- When two red links are connected to the same action on the right, a small red block appears: it can be an ‘AND’ or an ‘OR’ block.
- To switch, click on the reverse arrows below its name.
- ‘OR’ means that only one of the action have to be done.
- ‘AND’ means that both of them are required.
- Here, the user chooses between ‘delivery’ or ‘takeaway’: so we have to set an ‘OR’ block.
3) Define notions
Now that we’ve set the flow, some of our actions need specific informations (entities) to be complete: we call them notions.
- Click on the small pen that appears on the ‘order’ action
- Click on the ‘Add notion’ button
- Search the ‘food’ custom entity we created earlier and set the alias as ‘food’
- The alias let you set 2 notions with the same entity: for example for a GPS bot you can set a location as a ‘departure’ and a location as an ‘arrival’.
As we need a name for take away and an address for delivery, set these 2 notions the same way you did for the first one.
4) Set the bot replies
At this point, the hardest part is done. Let’s now give some spirit to our bot! There are 3 different replies you can set:
- A reply when the action is done
- A reply when a notion is missing in the sentence
- A reply when you need a previous action to be done before (red linked)
To set them:
- Go on the overview of any action card (small pen again)
- Click on ‘Add bot replies’.
- You can inject notions in the reply by setting it between double curly brackets.

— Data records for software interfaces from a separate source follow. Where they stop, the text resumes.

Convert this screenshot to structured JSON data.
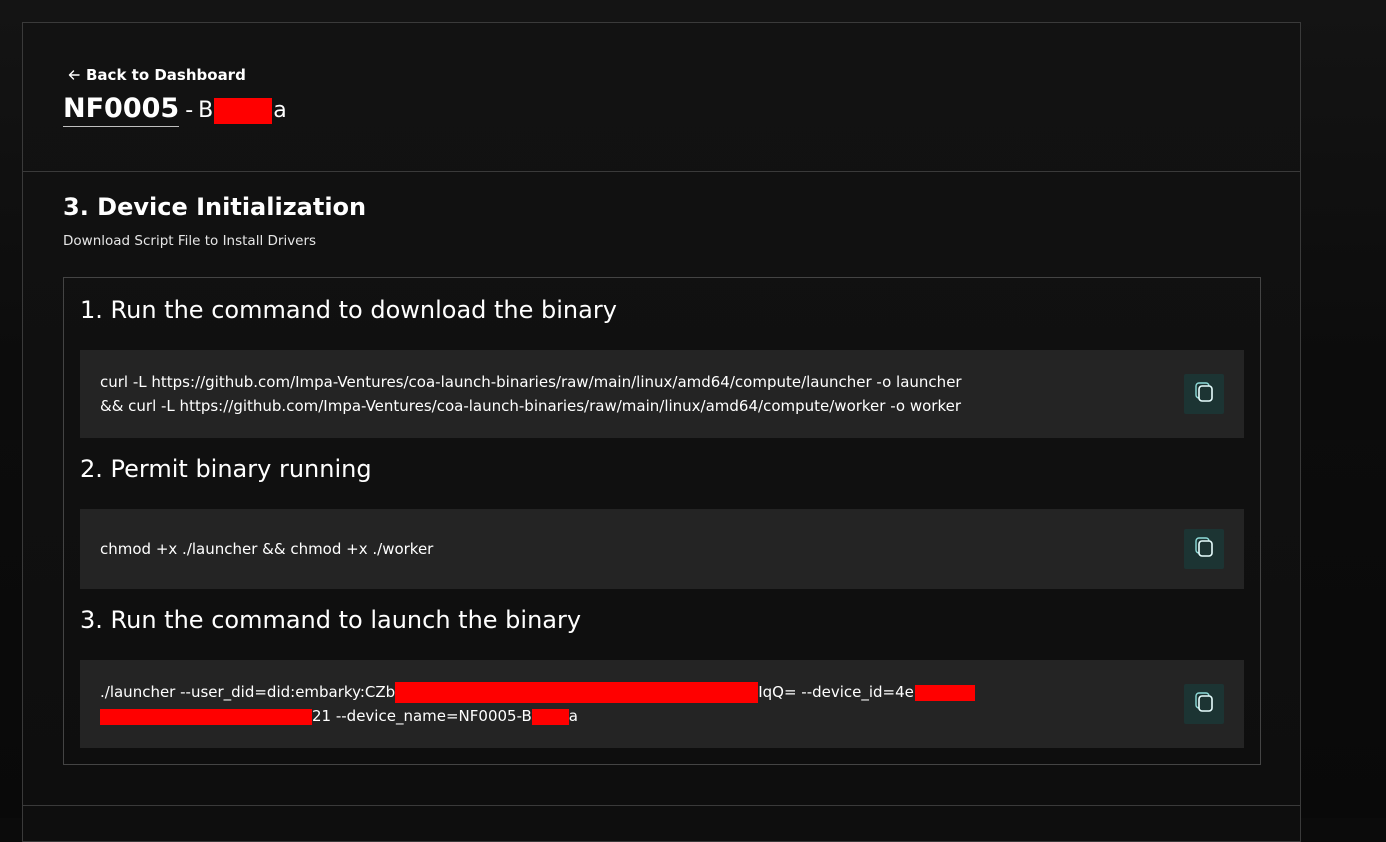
{
  "header": {
    "back_label": "Back to Dashboard",
    "device_id": "NF0005",
    "separator": "-",
    "device_name_start": "B",
    "device_name_end": "a"
  },
  "section": {
    "title": "3. Device Initialization",
    "subtitle": "Download Script File to Install Drivers"
  },
  "steps": [
    {
      "title": "1. Run the command to download the binary",
      "lines": [
        "curl -L https://github.com/Impa-Ventures/coa-launch-binaries/raw/main/linux/amd64/compute/launcher -o launcher",
        "&& curl -L https://github.com/Impa-Ventures/coa-launch-binaries/raw/main/linux/amd64/compute/worker -o worker"
      ]
    },
    {
      "title": "2. Permit binary running",
      "lines": [
        "chmod +x ./launcher && chmod +x ./worker"
      ]
    },
    {
      "title": "3. Run the command to launch the binary",
      "line1_a": "./launcher --user_did=did:embarky:CZb",
      "line1_b": "IqQ= --device_id=4e",
      "line2_a": "21 --device_name=NF0005-B",
      "line2_b": "a"
    }
  ],
  "colors": {
    "accent": "#6ed3d0",
    "copy_bg": "#1c3433",
    "code_bg": "#242424",
    "redaction": "#ff0000"
  },
  "icons": {
    "back": "arrow-left-icon",
    "copy": "copy-icon"
  }
}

Don’t forget to also set a reply when the bot doesn’t understand the input. You can do this by using the module ‘default reply’ located on the bottom-left of the playground.
5) Test your flow
Now that the flow is complete and the replies set, we can finally test the bot!
- Use the console as you did earlier in the project.
- The console in Bot Builder is different. You can have a conversation with your bot.
- On the top-right, you can choose if your bot will use a single reply or all the replies it can. Depending on the bot, it could be better to use the ‘ONE’ option. For this bot, print ‘ALL’ the replies.
- Try to say “Hello”, and see what happens!
- Have fun testing your bot before diving into the code.
Run, Make your bot live.
We’re now done with setting the bot. The last thing you have to do is to connect it to a channel to allow users to use it! This part is taking place in the ‘Run’ tab of your bot. Here you can find all the tools we provide you with to connect your bot easily. The easiest way today is to use our starter-kits. Each of them has its own complete Documentation. That’s why i’d recommend.
Train, Keep your bot up-to-date.
When your bot is launched and starts to have some users, go to the ‘Train’ tab, and manage your logs:
- Archive messages if they match the right intent
- Redirect messages to the right intent if mismatched.
- Try to keep an eye on this tab to continuously improve your bot.
Hope this tutorial will help you launch plenty of wonderful bots. Don’t hesitate to ask if you need help in your bot building
Hugo CHERCHI — Recast.AI